Located 2,600 miles southwest of Hawaii, the National Park of American Samoa is the most remote unit of the National Park System and the U.S. National Park south of the Equator. The Park spreads across three islands, 9,500 acres of tropical rainforest, and 4,000 acres of ocean, including coral reefs. While remote, the islands of American Samoa, true to the meaning of the word Samoa (Islands of Sacred Earth), are welcoming and offer beautiful landscapes and centuries of culture and history.
Seasoned backpacker and adventurer Yang Lu earned the grand prize in the 2015 Share the Experience photo contest with this image of a sunburst captured at sunrise in Glen Canyon National Recreation Area, Utah. Yang has made the outdoors part of his daily life and finds deep connection to the land through his lens.
“My photography is not just for recreation, it is to inspire people to explore these areas." -- Yang Lu
Photo by Yang Lu (www.sharetheexperience.org).
The plantings of cherry trees originated in 1912 as a gift of friendship to the People of the United States from the People of Japan. In Japan, the flowering cherry tree, or "Sakura," is an exalted flowering plant. The beauty of the cherry blossom is a potent symbol equated with the evanescence of human life and epitomizes the transformation of Japanese culture throughout the ages.
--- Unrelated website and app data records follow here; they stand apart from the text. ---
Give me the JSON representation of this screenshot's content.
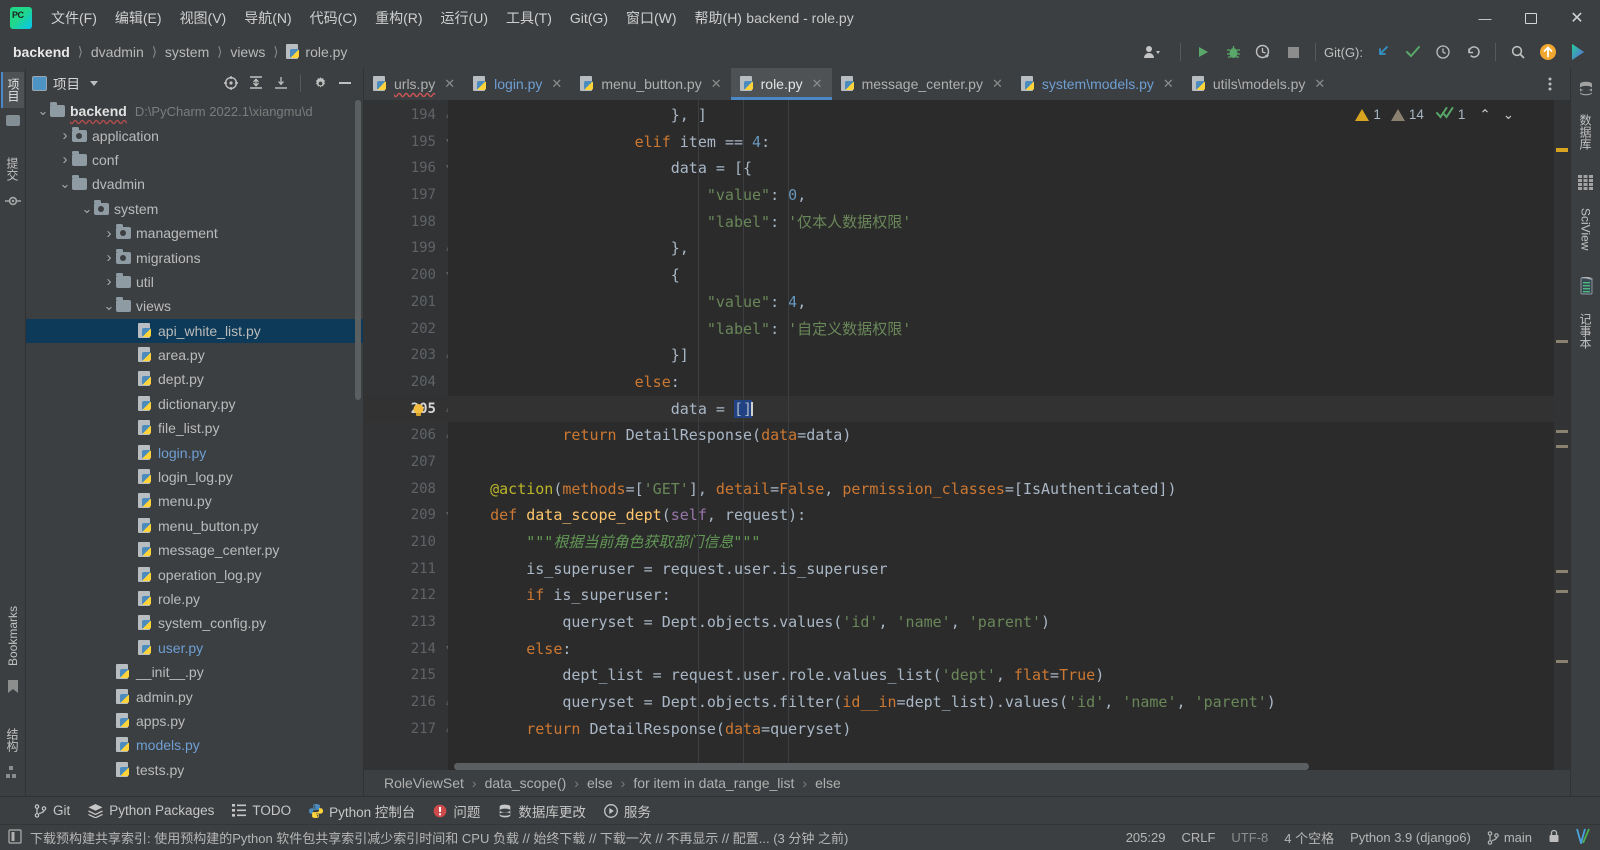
{
  "window": {
    "title": "backend - role.py",
    "minimize": "—",
    "maximize": "❐",
    "close": "✕"
  },
  "menubar": [
    {
      "label": "文件(F)"
    },
    {
      "label": "编辑(E)"
    },
    {
      "label": "视图(V)"
    },
    {
      "label": "导航(N)"
    },
    {
      "label": "代码(C)"
    },
    {
      "label": "重构(R)"
    },
    {
      "label": "运行(U)"
    },
    {
      "label": "工具(T)"
    },
    {
      "label": "Git(G)"
    },
    {
      "label": "窗口(W)"
    },
    {
      "label": "帮助(H)"
    }
  ],
  "navbar": {
    "crumbs": [
      "backend",
      "dvadmin",
      "system",
      "views",
      "role.py"
    ],
    "git_label": "Git(G):",
    "buttons": [
      {
        "name": "profile-dropdown",
        "glyph": "⛭"
      },
      {
        "name": "run-button",
        "glyph": "▶"
      },
      {
        "name": "debug-button",
        "glyph": "☢"
      },
      {
        "name": "run-coverage-button",
        "glyph": "⏱"
      },
      {
        "name": "stop-button",
        "glyph": "■"
      },
      {
        "name": "git-update-button",
        "glyph": "↙"
      },
      {
        "name": "git-commit-button",
        "glyph": "✓"
      },
      {
        "name": "git-history-button",
        "glyph": "◷"
      },
      {
        "name": "git-rollback-button",
        "glyph": "↶"
      },
      {
        "name": "search-everywhere-button",
        "glyph": "⌕"
      },
      {
        "name": "update-available-button",
        "glyph": "↑"
      },
      {
        "name": "feedback-button",
        "glyph": "▶"
      }
    ]
  },
  "left_strip": {
    "tabs": [
      {
        "label": "项目",
        "name": "tool-tab-project",
        "active": true
      },
      {
        "label": "提交",
        "name": "tool-tab-commit",
        "active": false
      }
    ],
    "bottom_tabs": [
      {
        "label": "Bookmarks",
        "name": "tool-tab-bookmarks"
      },
      {
        "label": "结构",
        "name": "tool-tab-structure"
      }
    ]
  },
  "right_strip": {
    "tabs": [
      {
        "label": "数据库",
        "name": "tool-tab-database"
      },
      {
        "label": "SciView",
        "name": "tool-tab-sciview"
      },
      {
        "label": "记事本",
        "name": "tool-tab-notebook"
      }
    ]
  },
  "project_panel": {
    "title": "项目",
    "toolbar": [
      {
        "name": "select-opened-file-icon",
        "glyph": "⊕"
      },
      {
        "name": "expand-all-icon",
        "glyph": "⩯"
      },
      {
        "name": "collapse-all-icon",
        "glyph": "⩰"
      },
      {
        "name": "settings-gear-icon",
        "glyph": "⚙"
      },
      {
        "name": "hide-panel-icon",
        "glyph": "—"
      }
    ],
    "tree": [
      {
        "label": "backend",
        "path": "D:\\PyCharm 2022.1\\xiangmu\\d",
        "indent": 0,
        "arrow": "v",
        "icon": "folder",
        "bold": true,
        "type": "folder"
      },
      {
        "label": "application",
        "indent": 1,
        "arrow": ">",
        "icon": "folder-src",
        "type": "folder"
      },
      {
        "label": "conf",
        "indent": 1,
        "arrow": ">",
        "icon": "folder",
        "type": "folder"
      },
      {
        "label": "dvadmin",
        "indent": 1,
        "arrow": "v",
        "icon": "folder",
        "type": "folder"
      },
      {
        "label": "system",
        "indent": 2,
        "arrow": "v",
        "icon": "folder-src",
        "type": "folder"
      },
      {
        "label": "management",
        "indent": 3,
        "arrow": ">",
        "icon": "folder-src",
        "type": "folder"
      },
      {
        "label": "migrations",
        "indent": 3,
        "arrow": ">",
        "icon": "folder-src",
        "type": "folder"
      },
      {
        "label": "util",
        "indent": 3,
        "arrow": ">",
        "icon": "folder",
        "type": "folder"
      },
      {
        "label": "views",
        "indent": 3,
        "arrow": "v",
        "icon": "folder",
        "type": "folder"
      },
      {
        "label": "api_white_list.py",
        "indent": 4,
        "arrow": "",
        "icon": "py",
        "selected": true,
        "type": "file"
      },
      {
        "label": "area.py",
        "indent": 4,
        "arrow": "",
        "icon": "py",
        "type": "file"
      },
      {
        "label": "dept.py",
        "indent": 4,
        "arrow": "",
        "icon": "py",
        "type": "file"
      },
      {
        "label": "dictionary.py",
        "indent": 4,
        "arrow": "",
        "icon": "py",
        "type": "file"
      },
      {
        "label": "file_list.py",
        "indent": 4,
        "arrow": "",
        "icon": "py",
        "type": "file"
      },
      {
        "label": "login.py",
        "indent": 4,
        "arrow": "",
        "icon": "py",
        "opened": true,
        "type": "file"
      },
      {
        "label": "login_log.py",
        "indent": 4,
        "arrow": "",
        "icon": "py",
        "type": "file"
      },
      {
        "label": "menu.py",
        "indent": 4,
        "arrow": "",
        "icon": "py",
        "type": "file"
      },
      {
        "label": "menu_button.py",
        "indent": 4,
        "arrow": "",
        "icon": "py",
        "type": "file"
      },
      {
        "label": "message_center.py",
        "indent": 4,
        "arrow": "",
        "icon": "py",
        "type": "file"
      },
      {
        "label": "operation_log.py",
        "indent": 4,
        "arrow": "",
        "icon": "py",
        "type": "file"
      },
      {
        "label": "role.py",
        "indent": 4,
        "arrow": "",
        "icon": "py",
        "type": "file"
      },
      {
        "label": "system_config.py",
        "indent": 4,
        "arrow": "",
        "icon": "py",
        "type": "file"
      },
      {
        "label": "user.py",
        "indent": 4,
        "arrow": "",
        "icon": "py",
        "opened": true,
        "type": "file"
      },
      {
        "label": "__init__.py",
        "indent": 3,
        "arrow": "",
        "icon": "py",
        "type": "file"
      },
      {
        "label": "admin.py",
        "indent": 3,
        "arrow": "",
        "icon": "py",
        "type": "file"
      },
      {
        "label": "apps.py",
        "indent": 3,
        "arrow": "",
        "icon": "py",
        "type": "file"
      },
      {
        "label": "models.py",
        "indent": 3,
        "arrow": "",
        "icon": "py",
        "opened": true,
        "type": "file"
      },
      {
        "label": "tests.py",
        "indent": 3,
        "arrow": "",
        "icon": "py",
        "type": "file"
      }
    ]
  },
  "editor": {
    "tabs": [
      {
        "label": "urls.py",
        "active": false,
        "error": true
      },
      {
        "label": "login.py",
        "active": false,
        "blue": true
      },
      {
        "label": "menu_button.py",
        "active": false
      },
      {
        "label": "role.py",
        "active": true
      },
      {
        "label": "message_center.py",
        "active": false
      },
      {
        "label": "system\\models.py",
        "active": false,
        "blue": true
      },
      {
        "label": "utils\\models.py",
        "active": false
      }
    ],
    "inspections": {
      "warnings": "1",
      "weak_warnings": "14",
      "ok": "1",
      "prev_glyph": "⌃",
      "next_glyph": "⌄"
    },
    "first_line": 194,
    "current_line": 205,
    "lines": [
      {
        "n": 194,
        "fold": "△",
        "tokens": [
          {
            "t": "                        }, ]",
            "c": "at"
          }
        ]
      },
      {
        "n": 195,
        "fold": "▽",
        "tokens": [
          {
            "t": "                    ",
            "c": "at"
          },
          {
            "t": "elif",
            "c": "k"
          },
          {
            "t": " item ",
            "c": "at"
          },
          {
            "t": "==",
            "c": "at"
          },
          {
            "t": " ",
            "c": "at"
          },
          {
            "t": "4",
            "c": "n"
          },
          {
            "t": ":",
            "c": "at"
          }
        ]
      },
      {
        "n": 196,
        "fold": "▽",
        "tokens": [
          {
            "t": "                        data = [{",
            "c": "at"
          }
        ]
      },
      {
        "n": 197,
        "fold": "",
        "tokens": [
          {
            "t": "                            ",
            "c": "at"
          },
          {
            "t": "\"value\"",
            "c": "s"
          },
          {
            "t": ": ",
            "c": "at"
          },
          {
            "t": "0",
            "c": "n"
          },
          {
            "t": ",",
            "c": "at"
          }
        ]
      },
      {
        "n": 198,
        "fold": "",
        "tokens": [
          {
            "t": "                            ",
            "c": "at"
          },
          {
            "t": "\"label\"",
            "c": "s"
          },
          {
            "t": ": ",
            "c": "at"
          },
          {
            "t": "'仅本人数据权限'",
            "c": "s"
          }
        ]
      },
      {
        "n": 199,
        "fold": "△",
        "tokens": [
          {
            "t": "                        },",
            "c": "at"
          }
        ]
      },
      {
        "n": 200,
        "fold": "▽",
        "tokens": [
          {
            "t": "                        {",
            "c": "at"
          }
        ]
      },
      {
        "n": 201,
        "fold": "",
        "tokens": [
          {
            "t": "                            ",
            "c": "at"
          },
          {
            "t": "\"value\"",
            "c": "s"
          },
          {
            "t": ": ",
            "c": "at"
          },
          {
            "t": "4",
            "c": "n"
          },
          {
            "t": ",",
            "c": "at"
          }
        ]
      },
      {
        "n": 202,
        "fold": "",
        "tokens": [
          {
            "t": "                            ",
            "c": "at"
          },
          {
            "t": "\"label\"",
            "c": "s"
          },
          {
            "t": ": ",
            "c": "at"
          },
          {
            "t": "'自定义数据权限'",
            "c": "s"
          }
        ]
      },
      {
        "n": 203,
        "fold": "△",
        "tokens": [
          {
            "t": "                        }]",
            "c": "at"
          }
        ]
      },
      {
        "n": 204,
        "fold": "",
        "tokens": [
          {
            "t": "                    ",
            "c": "at"
          },
          {
            "t": "else",
            "c": "k"
          },
          {
            "t": ":",
            "c": "at"
          }
        ]
      },
      {
        "n": 205,
        "fold": "△",
        "current": true,
        "bulb": true,
        "tokens": [
          {
            "t": "                        data = ",
            "c": "at"
          },
          {
            "t": "[]",
            "c": "sel"
          }
        ]
      },
      {
        "n": 206,
        "fold": "△",
        "tokens": [
          {
            "t": "            ",
            "c": "at"
          },
          {
            "t": "return",
            "c": "k"
          },
          {
            "t": " DetailResponse(",
            "c": "at"
          },
          {
            "t": "data",
            "c": "k"
          },
          {
            "t": "=data)",
            "c": "at"
          }
        ]
      },
      {
        "n": 207,
        "fold": "",
        "tokens": [
          {
            "t": "",
            "c": "at"
          }
        ]
      },
      {
        "n": 208,
        "fold": "",
        "tokens": [
          {
            "t": "    ",
            "c": "at"
          },
          {
            "t": "@action",
            "c": "d"
          },
          {
            "t": "(",
            "c": "at"
          },
          {
            "t": "methods",
            "c": "k"
          },
          {
            "t": "=[",
            "c": "at"
          },
          {
            "t": "'GET'",
            "c": "s"
          },
          {
            "t": "], ",
            "c": "at"
          },
          {
            "t": "detail",
            "c": "k"
          },
          {
            "t": "=",
            "c": "at"
          },
          {
            "t": "False",
            "c": "k"
          },
          {
            "t": ", ",
            "c": "at"
          },
          {
            "t": "permission_classes",
            "c": "k"
          },
          {
            "t": "=[IsAuthenticated])",
            "c": "at"
          }
        ]
      },
      {
        "n": 209,
        "fold": "▽",
        "tokens": [
          {
            "t": "    ",
            "c": "at"
          },
          {
            "t": "def",
            "c": "k"
          },
          {
            "t": " ",
            "c": "at"
          },
          {
            "t": "data_scope_dept",
            "c": "f"
          },
          {
            "t": "(",
            "c": "at"
          },
          {
            "t": "self",
            "c": "p"
          },
          {
            "t": ", request):",
            "c": "at"
          }
        ]
      },
      {
        "n": 210,
        "fold": "",
        "tokens": [
          {
            "t": "        ",
            "c": "at"
          },
          {
            "t": "\"\"\"根据当前角色获取部门信息\"\"\"",
            "c": "cm"
          }
        ]
      },
      {
        "n": 211,
        "fold": "",
        "tokens": [
          {
            "t": "        is_superuser = request.user.is_superuser",
            "c": "at"
          }
        ]
      },
      {
        "n": 212,
        "fold": "",
        "tokens": [
          {
            "t": "        ",
            "c": "at"
          },
          {
            "t": "if",
            "c": "k"
          },
          {
            "t": " is_superuser:",
            "c": "at"
          }
        ]
      },
      {
        "n": 213,
        "fold": "",
        "tokens": [
          {
            "t": "            queryset = Dept.objects.values(",
            "c": "at"
          },
          {
            "t": "'id'",
            "c": "s"
          },
          {
            "t": ", ",
            "c": "at"
          },
          {
            "t": "'name'",
            "c": "s"
          },
          {
            "t": ", ",
            "c": "at"
          },
          {
            "t": "'parent'",
            "c": "s"
          },
          {
            "t": ")",
            "c": "at"
          }
        ]
      },
      {
        "n": 214,
        "fold": "▽",
        "tokens": [
          {
            "t": "        ",
            "c": "at"
          },
          {
            "t": "else",
            "c": "k"
          },
          {
            "t": ":",
            "c": "at"
          }
        ]
      },
      {
        "n": 215,
        "fold": "",
        "tokens": [
          {
            "t": "            dept_list = request.user.role.values_list(",
            "c": "at"
          },
          {
            "t": "'dept'",
            "c": "s"
          },
          {
            "t": ", ",
            "c": "at"
          },
          {
            "t": "flat",
            "c": "k"
          },
          {
            "t": "=",
            "c": "at"
          },
          {
            "t": "True",
            "c": "k"
          },
          {
            "t": ")",
            "c": "at"
          }
        ]
      },
      {
        "n": 216,
        "fold": "△",
        "tokens": [
          {
            "t": "            queryset = Dept.objects.filter(",
            "c": "at"
          },
          {
            "t": "id__in",
            "c": "k"
          },
          {
            "t": "=dept_list).values(",
            "c": "at"
          },
          {
            "t": "'id'",
            "c": "s"
          },
          {
            "t": ", ",
            "c": "at"
          },
          {
            "t": "'name'",
            "c": "s"
          },
          {
            "t": ", ",
            "c": "at"
          },
          {
            "t": "'parent'",
            "c": "s"
          },
          {
            "t": ")",
            "c": "at"
          }
        ]
      },
      {
        "n": 217,
        "fold": "△",
        "tokens": [
          {
            "t": "        ",
            "c": "at"
          },
          {
            "t": "return",
            "c": "k"
          },
          {
            "t": " DetailResponse(",
            "c": "at"
          },
          {
            "t": "data",
            "c": "k"
          },
          {
            "t": "=queryset)",
            "c": "at"
          }
        ]
      }
    ],
    "breadcrumbs": [
      "RoleViewSet",
      "data_scope()",
      "else",
      "for item in data_range_list",
      "else"
    ]
  },
  "toolwindows": [
    {
      "label": "Git",
      "icon": "branch-icon"
    },
    {
      "label": "Python Packages",
      "icon": "packages-icon"
    },
    {
      "label": "TODO",
      "icon": "todo-icon"
    },
    {
      "label": "Python 控制台",
      "icon": "python-icon"
    },
    {
      "label": "问题",
      "icon": "problems-icon"
    },
    {
      "label": "数据库更改",
      "icon": "db-changes-icon"
    },
    {
      "label": "服务",
      "icon": "services-icon"
    }
  ],
  "statusbar": {
    "message": "下载预构建共享索引: 使用预构建的Python 软件包共享索引减少索引时间和 CPU 负载 // 始终下载 // 下载一次 // 不再显示 // 配置... (3 分钟 之前)",
    "caret": "205:29",
    "line_sep": "CRLF",
    "encoding": "UTF-8",
    "indent": "4 个空格",
    "interpreter": "Python 3.9 (django6)",
    "branch": "main",
    "lock_icon": "🔒"
  }
}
DOI has managed and invested Indian trust funds for tribes and Individual Indian Money beneficiaries for more than 100 years. In 1994, enactment of the American Indian Trust Fund Management Reform Act made it possible for Indian tribes to withdraw their trust funds from DOI for independent management.
Currently, OST manages Indian trust funds. When a tribe withdraws its funds:
They may be invested in a broader range of financial options than those for which OST is authorized.
DOI no longer bears a fiduciary responsibility for those funds.
They may be returned to DOI for management at a later date.
DOI's fiduciary trust responsibility is reinstated if a tribe returns the funds.
Who is eligible to withdraw tribal trust funds?
Any tribe for whom OST manages funds in trust may be eligible to withdraw its funds and manage them independently.
What funds may be withdrawn?
The 1994 Act provides specific authority for tribes to withdraw judgment and settlement funds that are deposited in trust with DOI. Tribes may withdraw other funds held in trust under several other authorities.
Are there restrictions?
There are a number of requirements for withdrawal under the 1994 Act. There also may be specific statutory restrictions. For example, an act of Congress or settlement agreement may require certain funds to remain in trust. All restrictions are explained in the Code of Federal Regulations (CFR), Chapter 25, Part 1200
What is the withdrawal process?
The Code of Federal Regulations defines how tribes may withdraw their funds from trust, how to return funds to trust, and how to request assistance to prepare plans to manage the funds when removed from OST management. A tribe must submit several documents to OST, including:
Copy of the formal agreement between the tribe and the proposed manager of the funds, unless the funds are managed in-house
Tribal Management Plan that includes investment goals, strategies and information on the individuals and institutions that will be involved in the investment and/or management of the funds
After an application is determined to be complete, OST has 90 days to review and evaluate the withdrawal request. Following the review, OST provides DOI with a recommendation on the application. To request an application package to withdraw tribal funds, do one of the following: